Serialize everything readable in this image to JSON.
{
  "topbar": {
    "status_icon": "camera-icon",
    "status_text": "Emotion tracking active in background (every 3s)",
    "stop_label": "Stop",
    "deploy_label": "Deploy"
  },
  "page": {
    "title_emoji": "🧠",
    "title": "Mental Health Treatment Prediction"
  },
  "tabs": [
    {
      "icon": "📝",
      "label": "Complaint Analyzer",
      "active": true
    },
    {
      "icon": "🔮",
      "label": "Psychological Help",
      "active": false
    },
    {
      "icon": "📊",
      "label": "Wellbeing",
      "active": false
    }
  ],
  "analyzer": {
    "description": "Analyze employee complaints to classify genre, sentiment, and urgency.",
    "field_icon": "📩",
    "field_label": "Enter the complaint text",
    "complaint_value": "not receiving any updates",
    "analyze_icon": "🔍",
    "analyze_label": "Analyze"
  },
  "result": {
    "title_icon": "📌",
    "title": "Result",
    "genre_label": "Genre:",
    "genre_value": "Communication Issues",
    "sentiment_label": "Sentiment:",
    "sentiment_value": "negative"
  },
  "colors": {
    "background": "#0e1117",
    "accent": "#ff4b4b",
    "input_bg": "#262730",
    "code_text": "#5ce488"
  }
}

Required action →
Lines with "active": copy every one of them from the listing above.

Reply →
    "status_text": "Emotion tracking active in background (every 3s)",
      "active": true
      "active": false
      "active": false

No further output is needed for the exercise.